The measure to promote environmental justice was approved as part of a group of amendments to a larger government spending bill that’s currently being debated in the House. In addition to identify and cleaning up 100 heavily-polluted communities, it would also require the EPA to study the cumulative impact that multiple sources of pollution can have a community, and then incorporate that information into agency’s health assessments going forward.
“When we fail to protect our environment, it is often the poorest among us who suffer the most,” DeGette said on the House floor immediately before the vote. “This amendment would require that the EPA identify 100 communities across the country that are suffering from especially egregious violations of environmental law and clean them up.”
In her remarks, DeGette, who chairs the House panel that directly oversees the EPA, specifically cited the situations in Elyria-Swansea and Globeville, two north-Denver neighborhoods that are often listed among the most heavily polluted communities in Colorado, as reasons why Congress needs to act.
“When we allow pipes to become contaminated, or when we allow companies to spew more toxins into the air, it is usually lower-income communities, and communities of color, that get hurt the most,” DeGette said. “Communities like Elyria-Swansea, and neighboring Globeville, which are neighborhoods in the northern part of my district … This amendment is for them.”
The amendment approved today is the latest in a series of steps DeGette has taken recently to try to help her constituents living in the two north-Denver neighborhoods.
In March, DeGette filed a separate piece of legislation that would require the EPA to set a maximum limit on the amount of hydrogen cyanide that refineries across the country can emit each year without harming the health of nearby residents.
In introducing that measure, DeGette specifically cited a SunCorp refinery located next to the Elyria-Swansea neighborhood that’s been spewing 25,000 pounds of the highly toxic gas into the air each year.
Because the EPA has not yet set a limit on how much hydrogen cyanide facilities, such as the one just outside Elyria-Swansea, should be allowed to emit each year, these facilities have been allowed to set their own limits – regardless of the potential health risks to nearby residents.
Following is a summary of DeGette’s amendment that was approved today:
Amendment to Division C of Rules Committee Print 116-18
Offered by Ms. DeGette of Colorado
Removes and adds $3,000,000 from the Environmental Programs and Management fund to instruct EPA to advance environmental justice by implementing environmental enforcement strategies in 100 communities overburdened by serious environmental non-compliance problems. The amendment also instructs EPA to research the cumulative risks posed by multiple sources of pollution, and to incorporate this information into EPA health assessments.
Here’s a link to watch video of DeGette’s remarks on the House floor today prior to the vote: https://www.youtube.com/watch?v=0ndB152IMzE&feature=youtu.be
And here’s a transcript of those remarks:
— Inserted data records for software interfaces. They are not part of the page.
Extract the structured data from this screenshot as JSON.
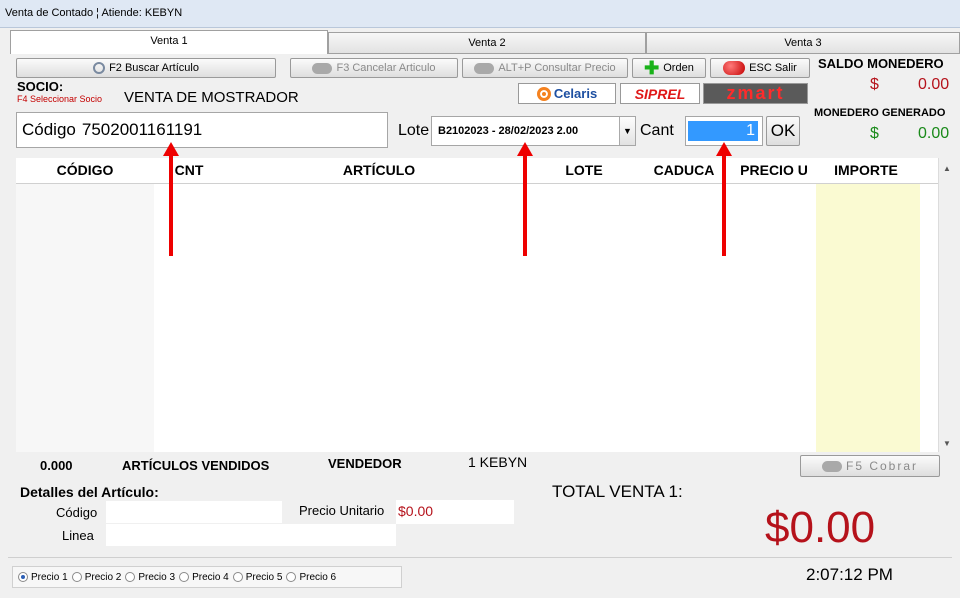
{
  "window": {
    "title": "Venta de Contado ¦ Atiende: KEBYN"
  },
  "tabs": [
    {
      "label": "Venta 1"
    },
    {
      "label": "Venta 2"
    },
    {
      "label": "Venta 3"
    }
  ],
  "toolbar": {
    "search_label": "F2 Buscar Artículo",
    "cancel_label": "F3 Cancelar Articulo",
    "price_label": "ALT+P  Consultar Precio",
    "order_label": "Orden",
    "exit_label": "ESC Salir"
  },
  "brands": [
    "Celaris",
    "SIPREL",
    "zmart"
  ],
  "socio": {
    "label": "SOCIO:",
    "hint": "F4 Seleccionar Socio",
    "value": "VENTA DE MOSTRADOR"
  },
  "wallet": {
    "saldo_title": "SALDO MONEDERO",
    "saldo_currency": "$",
    "saldo_value": "0.00",
    "generado_title": "MONEDERO GENERADO",
    "generado_currency": "$",
    "generado_value": "0.00"
  },
  "entry": {
    "codigo_label": "Código",
    "codigo_value": "7502001161191",
    "lote_label": "Lote",
    "lote_value": "B2102023 - 28/02/2023 2.00",
    "cant_label": "Cant",
    "cant_value": "1",
    "ok_label": "OK"
  },
  "grid": {
    "columns": [
      "CÓDIGO",
      "CNT",
      "ARTÍCULO",
      "LOTE",
      "CADUCA",
      "PRECIO U",
      "IMPORTE"
    ],
    "rows": []
  },
  "summary": {
    "count": "0.000",
    "count_label": "ARTÍCULOS VENDIDOS",
    "vendedor_label": "VENDEDOR",
    "vendedor_value": "1  KEBYN",
    "cobrar_label": "F5 Cobrar"
  },
  "details": {
    "title": "Detalles del Artículo:",
    "codigo_label": "Código",
    "codigo_value": "",
    "precio_label": "Precio Unitario",
    "precio_value": "$0.00",
    "linea_label": "Linea",
    "linea_value": ""
  },
  "total": {
    "label": "TOTAL VENTA 1:",
    "value": "$0.00"
  },
  "price_levels": [
    {
      "label": "Precio 1",
      "selected": true
    },
    {
      "label": "Precio 2",
      "selected": false
    },
    {
      "label": "Precio 3",
      "selected": false
    },
    {
      "label": "Precio 4",
      "selected": false
    },
    {
      "label": "Precio 5",
      "selected": false
    },
    {
      "label": "Precio 6",
      "selected": false
    }
  ],
  "clock": "2:07:12 PM",
  "colors": {
    "accent_red": "#b5121b",
    "money_green": "#1a8a1a",
    "selection_blue": "#3399ff",
    "importe_col": "#fafad2"
  }
}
U.S. Rep. Diana DeGette (D-CO)
Remarks on the House floor
June 20, 2019
I rise today in support of the en bloc amendment and to offer my environmental justice amendment to H.R. 3055.
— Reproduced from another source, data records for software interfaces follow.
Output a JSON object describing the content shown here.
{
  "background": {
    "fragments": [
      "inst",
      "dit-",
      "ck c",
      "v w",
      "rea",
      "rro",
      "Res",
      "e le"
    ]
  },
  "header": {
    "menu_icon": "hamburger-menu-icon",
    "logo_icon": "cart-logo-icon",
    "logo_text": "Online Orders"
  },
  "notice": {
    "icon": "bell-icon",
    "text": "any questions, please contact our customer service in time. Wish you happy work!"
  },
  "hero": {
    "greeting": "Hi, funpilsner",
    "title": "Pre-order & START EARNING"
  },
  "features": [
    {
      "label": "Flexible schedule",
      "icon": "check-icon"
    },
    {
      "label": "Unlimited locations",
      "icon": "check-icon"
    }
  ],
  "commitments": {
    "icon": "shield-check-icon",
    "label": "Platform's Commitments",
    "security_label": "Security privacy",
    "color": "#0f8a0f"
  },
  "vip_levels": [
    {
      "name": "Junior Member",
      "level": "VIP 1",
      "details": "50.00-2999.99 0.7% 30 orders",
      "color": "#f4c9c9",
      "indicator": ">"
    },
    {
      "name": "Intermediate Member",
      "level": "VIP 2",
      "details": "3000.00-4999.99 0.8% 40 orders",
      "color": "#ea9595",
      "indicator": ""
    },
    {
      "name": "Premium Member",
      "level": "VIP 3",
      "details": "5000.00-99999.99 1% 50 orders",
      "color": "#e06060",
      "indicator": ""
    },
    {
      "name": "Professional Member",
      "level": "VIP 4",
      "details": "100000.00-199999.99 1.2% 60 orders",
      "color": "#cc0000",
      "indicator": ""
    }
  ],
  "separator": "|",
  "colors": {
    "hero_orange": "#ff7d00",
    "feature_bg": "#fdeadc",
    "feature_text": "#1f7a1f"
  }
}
This amendment would require that the EPA identify 100 communities across the country that are suffering from especially egregious violations of environmental law and clean them up.
It would require the EPA to study what happens when communities experience multiple sources of pollution, and then come up with better ways to protect them going forward.
The amendment has one simple goal – to ensure that every American has clean air to breathe, safe water to drink, and access to food that’s free of toxins.
While the goal may sound simple – the harsh reality is that we, as a nation, have been failing to provide these staples of life to many communities for far too long.
When we fail to protect our environment, it is often the poorest among us who suffer the most.
When we allow pipes to become contaminated, or when we allow companies to spew more toxins into the air, it is usually lower-income communities, and communities of color, that get hurt the most.
This amendment is for them.
These communities include communities like Elyria-Swansea, and neighboring Globeville, which are neighborhoods in the northern part of my district.
The people in these communities experience a wide-range of health problems on a daily basis, like throat irritation and watery eyes, which are likely linked to their constant exposure to a long-list of toxins in their air.
Whether it’s the hydrogen cyanide, whether it’s other kinds of waste, or smog-causing pollutants, these people suffer every day.
I urge the members to support my amendment and let these communities be remedied.